What you are asked to do: Every entry below should be printed exactly.

Interface dataset entries
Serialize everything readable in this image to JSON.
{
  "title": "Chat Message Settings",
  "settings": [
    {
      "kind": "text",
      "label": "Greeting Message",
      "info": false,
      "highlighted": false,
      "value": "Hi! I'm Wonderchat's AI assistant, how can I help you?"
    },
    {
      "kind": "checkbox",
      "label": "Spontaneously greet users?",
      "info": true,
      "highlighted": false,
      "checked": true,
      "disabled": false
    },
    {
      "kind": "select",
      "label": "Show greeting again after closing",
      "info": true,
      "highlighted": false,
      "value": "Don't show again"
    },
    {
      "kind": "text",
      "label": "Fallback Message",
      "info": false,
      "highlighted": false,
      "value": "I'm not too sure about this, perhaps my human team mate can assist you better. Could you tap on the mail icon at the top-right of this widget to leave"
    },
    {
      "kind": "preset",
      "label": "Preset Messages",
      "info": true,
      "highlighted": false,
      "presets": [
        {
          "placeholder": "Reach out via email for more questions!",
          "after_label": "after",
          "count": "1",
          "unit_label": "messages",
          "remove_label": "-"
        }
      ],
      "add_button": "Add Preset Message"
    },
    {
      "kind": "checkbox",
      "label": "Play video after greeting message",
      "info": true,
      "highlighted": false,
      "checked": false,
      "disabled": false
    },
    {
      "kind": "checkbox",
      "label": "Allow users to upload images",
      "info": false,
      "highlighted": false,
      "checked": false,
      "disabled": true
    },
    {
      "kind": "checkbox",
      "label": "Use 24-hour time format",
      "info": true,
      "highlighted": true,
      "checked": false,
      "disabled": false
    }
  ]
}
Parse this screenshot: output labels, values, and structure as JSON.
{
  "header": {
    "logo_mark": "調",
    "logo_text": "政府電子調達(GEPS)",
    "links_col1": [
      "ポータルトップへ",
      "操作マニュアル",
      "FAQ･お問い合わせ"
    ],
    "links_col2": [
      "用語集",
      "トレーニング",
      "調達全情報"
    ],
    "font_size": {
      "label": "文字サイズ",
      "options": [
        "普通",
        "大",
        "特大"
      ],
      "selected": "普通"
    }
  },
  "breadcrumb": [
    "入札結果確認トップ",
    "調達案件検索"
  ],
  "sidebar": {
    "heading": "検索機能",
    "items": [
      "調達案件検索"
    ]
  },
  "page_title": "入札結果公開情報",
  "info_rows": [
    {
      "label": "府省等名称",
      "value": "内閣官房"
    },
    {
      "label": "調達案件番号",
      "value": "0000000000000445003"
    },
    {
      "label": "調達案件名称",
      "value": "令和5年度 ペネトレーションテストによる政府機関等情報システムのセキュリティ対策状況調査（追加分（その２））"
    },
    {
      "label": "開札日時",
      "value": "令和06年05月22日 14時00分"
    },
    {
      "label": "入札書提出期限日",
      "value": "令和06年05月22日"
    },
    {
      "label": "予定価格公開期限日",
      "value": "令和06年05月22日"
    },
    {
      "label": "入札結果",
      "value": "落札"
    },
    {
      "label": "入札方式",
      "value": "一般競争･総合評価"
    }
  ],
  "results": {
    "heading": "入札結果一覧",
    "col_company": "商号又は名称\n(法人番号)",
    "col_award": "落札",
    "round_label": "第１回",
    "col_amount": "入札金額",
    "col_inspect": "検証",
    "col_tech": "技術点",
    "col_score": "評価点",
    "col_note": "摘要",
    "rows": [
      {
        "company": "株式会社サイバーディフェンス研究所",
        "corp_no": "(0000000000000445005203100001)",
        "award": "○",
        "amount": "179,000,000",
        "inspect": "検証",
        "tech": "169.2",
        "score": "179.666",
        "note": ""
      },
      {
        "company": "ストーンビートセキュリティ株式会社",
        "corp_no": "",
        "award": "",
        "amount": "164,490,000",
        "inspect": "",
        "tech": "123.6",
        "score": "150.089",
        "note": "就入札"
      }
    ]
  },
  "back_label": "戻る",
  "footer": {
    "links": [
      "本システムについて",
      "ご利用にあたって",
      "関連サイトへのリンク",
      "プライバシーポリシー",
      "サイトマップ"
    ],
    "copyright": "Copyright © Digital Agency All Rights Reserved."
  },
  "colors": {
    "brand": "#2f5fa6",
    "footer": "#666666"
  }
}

Answer to this problem:
Serialize everything readable in this image to JSON.
{
  "title": "Chat Message Settings",
  "settings": [
    {
      "kind": "text",
      "label": "Greeting Message",
      "info": false,
      "highlighted": false,
      "value": "Hi! I'm Wonderchat's AI assistant, how can I help you?"
    },
    {
      "kind": "checkbox",
      "label": "Spontaneously greet users?",
      "info": true,
      "highlighted": false,
      "checked": true,
      "disabled": false
    },
    {
      "kind": "select",
      "label": "Show greeting again after closing",
      "info": true,
      "highlighted": false,
      "value": "Don't show again"
    },
    {
      "kind": "text",
      "label": "Fallback Message",
      "info": false,
      "highlighted": false,
      "value": "I'm not too sure about this, perhaps my human team mate can assist you better. Could you tap on the mail icon at the top-right of this widget to leave"
    },
    {
      "kind": "preset",
      "label": "Preset Messages",
      "info": true,
      "highlighted": false,
      "presets": [
        {
          "placeholder": "Reach out via email for more questions!",
          "after_label": "after",
          "count": "1",
          "unit_label": "messages",
          "remove_label": "-"
        }
      ],
      "add_button": "Add Preset Message"
    },
    {
      "kind": "checkbox",
      "label": "Play video after greeting message",
      "info": true,
      "highlighted": false,
      "checked": false,
      "disabled": false
    },
    {
      "kind": "checkbox",
      "label": "Allow users to upload images",
      "info": false,
      "highlighted": false,
      "checked": false,
      "disabled": true
    },
    {
      "kind": "checkbox",
      "label": "Use 24-hour time format",
      "info": true,
      "highlighted": true,
      "checked": false,
      "disabled": false
    }
  ]
}
Parse this screenshot: output labels, values, and structure as JSON.
{
  "header": {
    "logo_mark": "調",
    "logo_text": "政府電子調達(GEPS)",
    "links_col1": [
      "ポータルトップへ",
      "操作マニュアル",
      "FAQ･お問い合わせ"
    ],
    "links_col2": [
      "用語集",
      "トレーニング",
      "調達全情報"
    ],
    "font_size": {
      "label": "文字サイズ",
      "options": [
        "普通",
        "大",
        "特大"
      ],
      "selected": "普通"
    }
  },
  "breadcrumb": [
    "入札結果確認トップ",
    "調達案件検索"
  ],
  "sidebar": {
    "heading": "検索機能",
    "items": [
      "調達案件検索"
    ]
  },
  "page_title": "入札結果公開情報",
  "info_rows": [
    {
      "label": "府省等名称",
      "value": "内閣官房"
    },
    {
      "label": "調達案件番号",
      "value": "0000000000000445003"
    },
    {
      "label": "調達案件名称",
      "value": "令和5年度 ペネトレーションテストによる政府機関等情報システムのセキュリティ対策状況調査（追加分（その２））"
    },
    {
      "label": "開札日時",
      "value": "令和06年05月22日 14時00分"
    },
    {
      "label": "入札書提出期限日",
      "value": "令和06年05月22日"
    },
    {
      "label": "予定価格公開期限日",
      "value": "令和06年05月22日"
    },
    {
      "label": "入札結果",
      "value": "落札"
    },
    {
      "label": "入札方式",
      "value": "一般競争･総合評価"
    }
  ],
  "results": {
    "heading": "入札結果一覧",
    "col_company": "商号又は名称\n(法人番号)",
    "col_award": "落札",
    "round_label": "第１回",
    "col_amount": "入札金額",
    "col_inspect": "検証",
    "col_tech": "技術点",
    "col_score": "評価点",
    "col_note": "摘要",
    "rows": [
      {
        "company": "株式会社サイバーディフェンス研究所",
        "corp_no": "(0000000000000445005203100001)",
        "award": "○",
        "amount": "179,000,000",
        "inspect": "検証",
        "tech": "169.2",
        "score": "179.666",
        "note": ""
      },
      {
        "company": "ストーンビートセキュリティ株式会社",
        "corp_no": "",
        "award": "",
        "amount": "164,490,000",
        "inspect": "",
        "tech": "123.6",
        "score": "150.089",
        "note": "就入札"
      }
    ]
  },
  "back_label": "戻る",
  "footer": {
    "links": [
      "本システムについて",
      "ご利用にあたって",
      "関連サイトへのリンク",
      "プライバシーポリシー",
      "サイトマップ"
    ],
    "copyright": "Copyright © Digital Agency All Rights Reserved."
  },
  "colors": {
    "brand": "#2f5fa6",
    "footer": "#666666"
  }
}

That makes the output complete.